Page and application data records
────────
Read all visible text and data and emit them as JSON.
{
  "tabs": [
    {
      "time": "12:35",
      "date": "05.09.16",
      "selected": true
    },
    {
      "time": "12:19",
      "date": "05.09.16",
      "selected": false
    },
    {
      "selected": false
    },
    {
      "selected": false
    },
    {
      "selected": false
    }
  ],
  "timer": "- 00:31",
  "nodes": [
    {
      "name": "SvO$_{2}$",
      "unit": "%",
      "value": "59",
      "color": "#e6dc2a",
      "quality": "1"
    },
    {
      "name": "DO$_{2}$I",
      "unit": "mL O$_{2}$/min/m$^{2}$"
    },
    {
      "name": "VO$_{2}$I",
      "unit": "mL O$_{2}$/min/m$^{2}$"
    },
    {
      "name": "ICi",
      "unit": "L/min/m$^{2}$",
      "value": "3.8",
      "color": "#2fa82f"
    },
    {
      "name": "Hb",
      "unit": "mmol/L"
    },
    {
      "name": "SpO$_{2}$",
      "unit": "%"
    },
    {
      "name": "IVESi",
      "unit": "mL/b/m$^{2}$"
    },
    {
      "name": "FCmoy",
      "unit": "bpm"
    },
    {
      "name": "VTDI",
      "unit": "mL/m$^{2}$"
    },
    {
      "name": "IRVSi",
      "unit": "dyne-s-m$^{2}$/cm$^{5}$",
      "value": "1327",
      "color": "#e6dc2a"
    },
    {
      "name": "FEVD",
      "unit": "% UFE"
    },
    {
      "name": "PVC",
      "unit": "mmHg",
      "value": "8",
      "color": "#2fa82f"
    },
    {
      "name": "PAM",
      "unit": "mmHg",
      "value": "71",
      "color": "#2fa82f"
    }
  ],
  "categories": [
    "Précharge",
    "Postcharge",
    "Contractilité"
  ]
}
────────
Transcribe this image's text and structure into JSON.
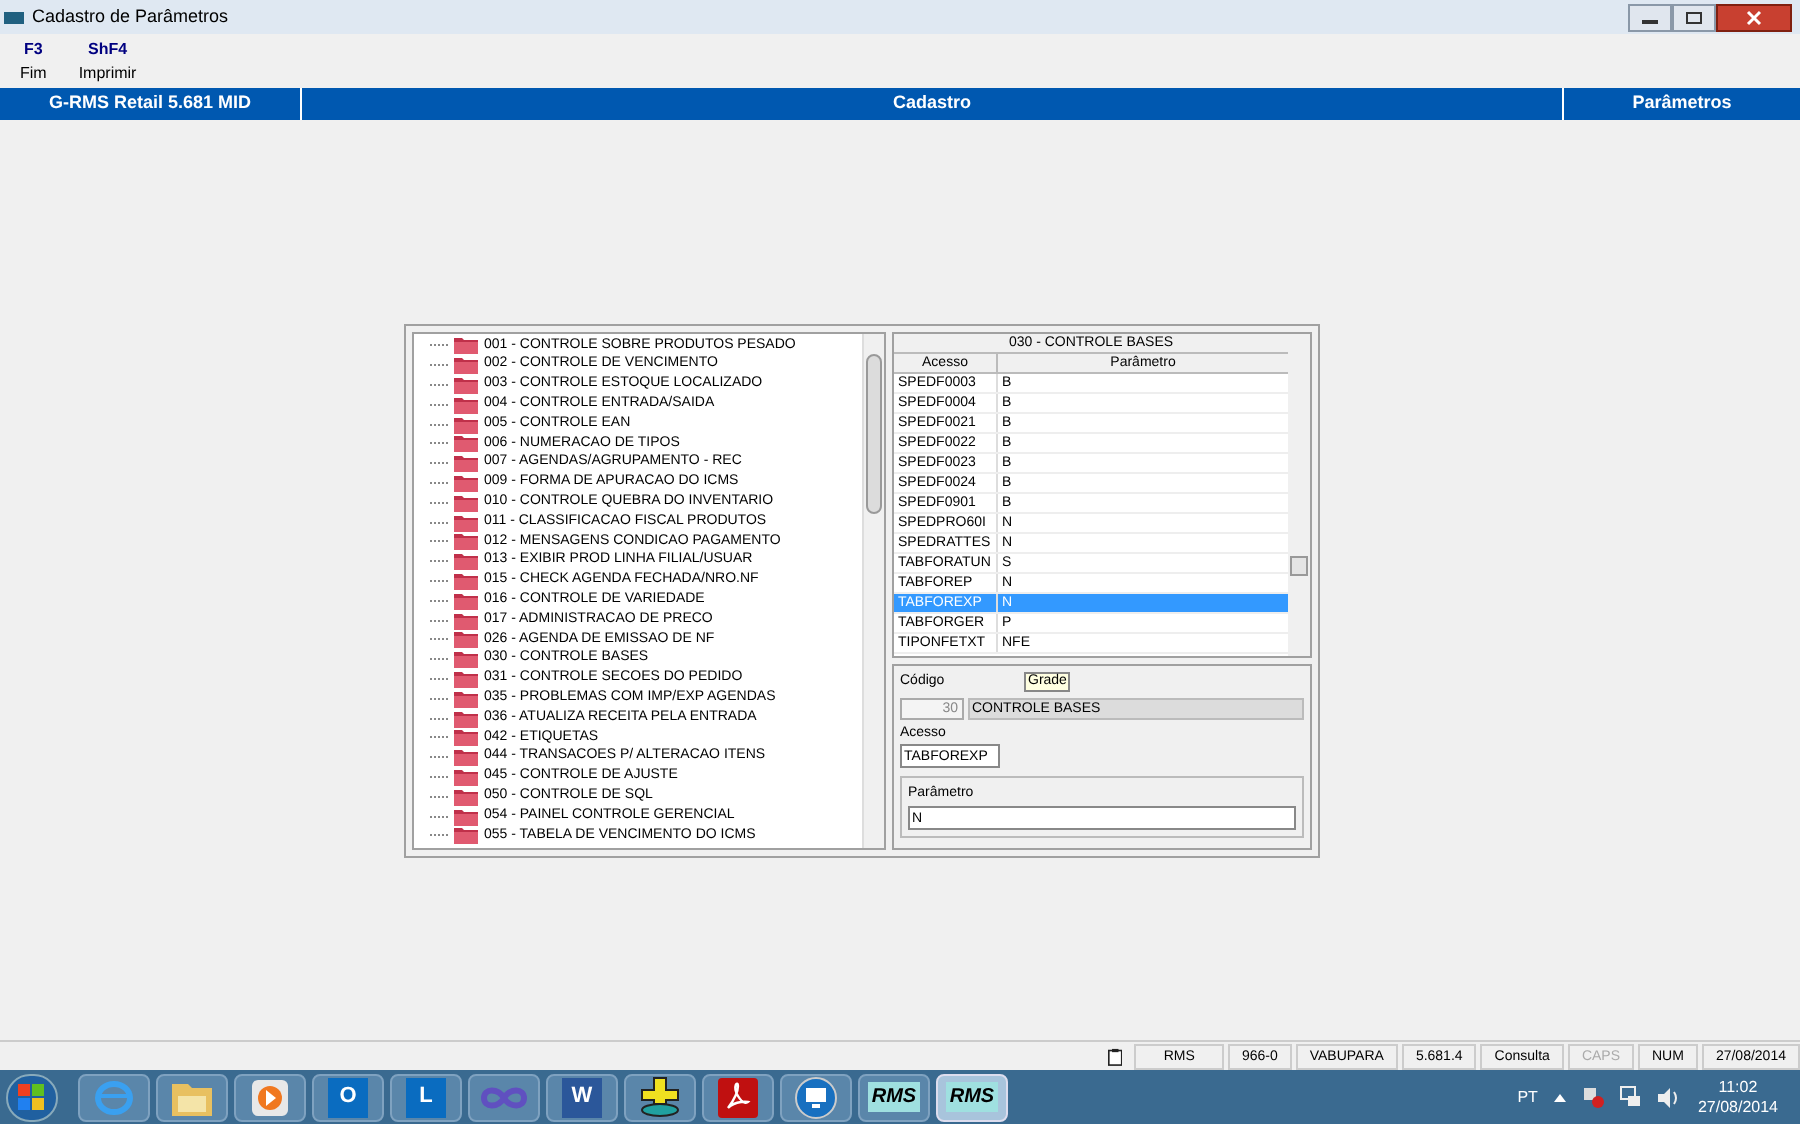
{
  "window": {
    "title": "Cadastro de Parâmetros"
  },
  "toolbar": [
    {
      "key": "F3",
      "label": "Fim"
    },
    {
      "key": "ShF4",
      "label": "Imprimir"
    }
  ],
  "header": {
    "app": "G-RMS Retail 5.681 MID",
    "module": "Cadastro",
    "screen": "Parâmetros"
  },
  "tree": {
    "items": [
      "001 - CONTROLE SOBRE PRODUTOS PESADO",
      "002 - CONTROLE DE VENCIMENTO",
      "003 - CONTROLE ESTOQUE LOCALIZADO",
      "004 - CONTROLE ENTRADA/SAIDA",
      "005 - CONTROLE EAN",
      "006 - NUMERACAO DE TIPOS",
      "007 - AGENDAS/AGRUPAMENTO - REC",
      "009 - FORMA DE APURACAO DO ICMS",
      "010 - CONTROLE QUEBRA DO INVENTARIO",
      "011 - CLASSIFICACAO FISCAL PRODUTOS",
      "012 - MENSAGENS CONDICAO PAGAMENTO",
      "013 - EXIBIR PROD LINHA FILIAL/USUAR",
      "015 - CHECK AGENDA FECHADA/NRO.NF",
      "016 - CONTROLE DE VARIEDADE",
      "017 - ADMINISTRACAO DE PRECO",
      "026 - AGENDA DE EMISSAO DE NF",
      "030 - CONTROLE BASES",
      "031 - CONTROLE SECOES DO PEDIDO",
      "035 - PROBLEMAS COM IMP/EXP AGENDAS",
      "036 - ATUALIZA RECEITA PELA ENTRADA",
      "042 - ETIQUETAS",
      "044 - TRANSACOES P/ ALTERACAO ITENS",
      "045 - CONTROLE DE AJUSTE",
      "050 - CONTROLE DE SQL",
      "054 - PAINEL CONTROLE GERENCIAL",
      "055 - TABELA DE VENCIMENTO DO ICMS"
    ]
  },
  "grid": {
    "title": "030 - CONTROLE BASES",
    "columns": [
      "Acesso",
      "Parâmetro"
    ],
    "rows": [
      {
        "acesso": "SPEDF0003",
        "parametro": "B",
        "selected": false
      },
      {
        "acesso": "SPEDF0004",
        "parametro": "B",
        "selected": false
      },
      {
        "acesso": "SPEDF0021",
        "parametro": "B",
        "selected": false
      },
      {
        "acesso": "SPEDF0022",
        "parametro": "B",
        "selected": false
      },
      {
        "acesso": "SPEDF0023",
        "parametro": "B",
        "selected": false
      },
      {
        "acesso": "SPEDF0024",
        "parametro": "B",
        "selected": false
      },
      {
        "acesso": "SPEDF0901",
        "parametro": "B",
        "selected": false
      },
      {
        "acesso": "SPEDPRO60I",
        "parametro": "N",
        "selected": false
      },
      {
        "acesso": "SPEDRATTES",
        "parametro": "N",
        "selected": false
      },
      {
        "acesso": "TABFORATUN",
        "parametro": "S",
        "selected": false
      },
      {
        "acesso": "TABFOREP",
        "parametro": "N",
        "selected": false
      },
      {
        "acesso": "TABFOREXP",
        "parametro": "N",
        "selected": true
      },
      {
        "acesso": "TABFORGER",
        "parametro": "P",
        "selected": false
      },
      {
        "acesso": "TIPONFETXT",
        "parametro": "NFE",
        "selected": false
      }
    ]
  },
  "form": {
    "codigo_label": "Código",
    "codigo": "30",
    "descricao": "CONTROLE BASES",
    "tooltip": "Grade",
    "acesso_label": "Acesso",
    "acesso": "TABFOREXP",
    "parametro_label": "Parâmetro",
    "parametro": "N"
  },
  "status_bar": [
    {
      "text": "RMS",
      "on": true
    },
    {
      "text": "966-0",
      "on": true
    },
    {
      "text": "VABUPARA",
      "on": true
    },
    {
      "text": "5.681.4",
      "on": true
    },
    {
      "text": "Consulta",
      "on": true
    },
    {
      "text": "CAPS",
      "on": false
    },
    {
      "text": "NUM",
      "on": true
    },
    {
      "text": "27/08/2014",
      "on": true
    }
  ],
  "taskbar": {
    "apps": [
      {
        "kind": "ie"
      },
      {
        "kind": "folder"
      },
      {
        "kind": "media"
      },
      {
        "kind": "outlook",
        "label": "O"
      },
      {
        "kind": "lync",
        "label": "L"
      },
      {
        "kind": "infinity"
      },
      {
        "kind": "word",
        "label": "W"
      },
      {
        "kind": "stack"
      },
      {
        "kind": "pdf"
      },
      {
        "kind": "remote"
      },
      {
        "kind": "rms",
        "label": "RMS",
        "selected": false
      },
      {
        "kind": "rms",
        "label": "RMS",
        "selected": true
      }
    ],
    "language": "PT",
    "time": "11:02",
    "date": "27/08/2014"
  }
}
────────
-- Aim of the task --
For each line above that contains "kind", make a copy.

-- Solution below --
        "kind": "ie"
        "kind": "folder"
        "kind": "media"
        "kind": "outlook",
        "kind": "lync",
        "kind": "infinity"
        "kind": "word",
        "kind": "stack"
        "kind": "pdf"
        "kind": "remote"
        "kind": "rms",
        "kind": "rms",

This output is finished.